The 2013 study shows that card payments--credit and debit--now account for more than two-thirds of all noncash payments, while the number of checks paid continued to decline. Other highlights include:
- The total number of noncash payments, excluding wire transfers, was 122.8 billion, a growth rate of 4.4 percent annually from 2009 to 2012. The rate of growth was down slightly from the previous 10 year (2003-2012) growth rate of 4.7 percent. The total value of noncash payments grew from $72.2 trillion in 2009 to just under $79 trillion in 2012.
- The number of credit card payments, which had shown a decline in the 2010 Study, grew at an annual rate of 7.6 percent from 2009 to 2012. Debit card payments grew at a rate of 7.7 percent over that same period.
- Automated Clearing House (ACH) growth slowed to 5.1 percent annually from 2009 to 2012, down from the average annual growth of 10.9 percent over the previous 10 years. From 2009 to 2012, the number of ACH payments as a percentage of total payments increased less than 1 percent while the value of ACH as a percentage of total noncash payments rose almost 10 percentage points, from 51.5 percent to 61.3 percent.
- The number of checks paid continues to decline, falling to 18.3 billion, less than half the number a decade earlier (37.3 billion). Checks are increasingly being deposited as images, with 17 percent being deposited as an image at the bank of first deposit versus 13 percent as reported in the 2010 Study.

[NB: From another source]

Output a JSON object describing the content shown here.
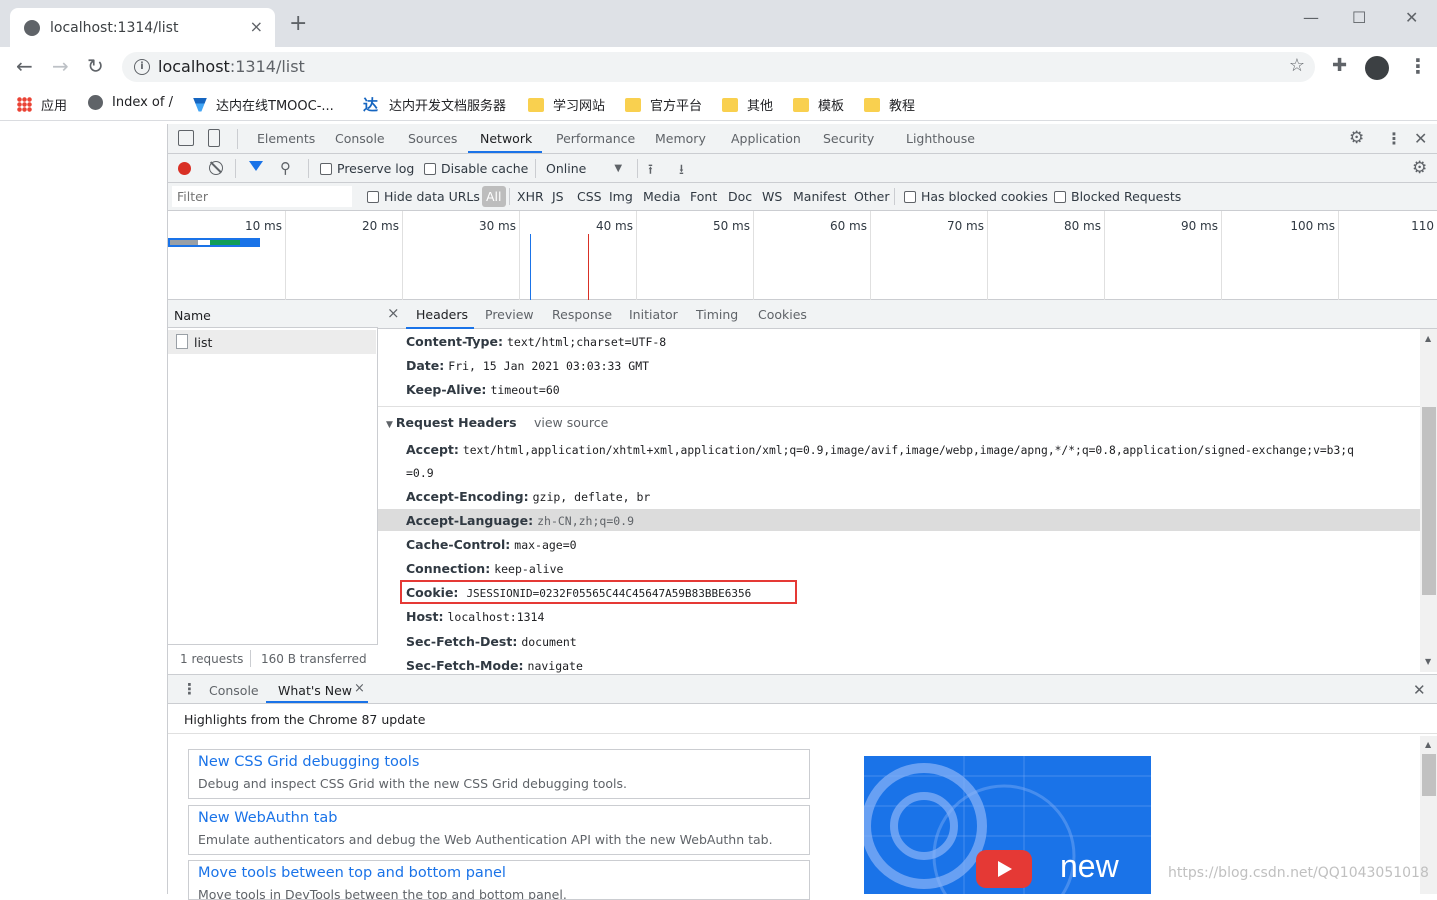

- The 2013 Study estimates that there were 31.1 million unauthorized payment transactions in 2012, with a value of $6.1 billion.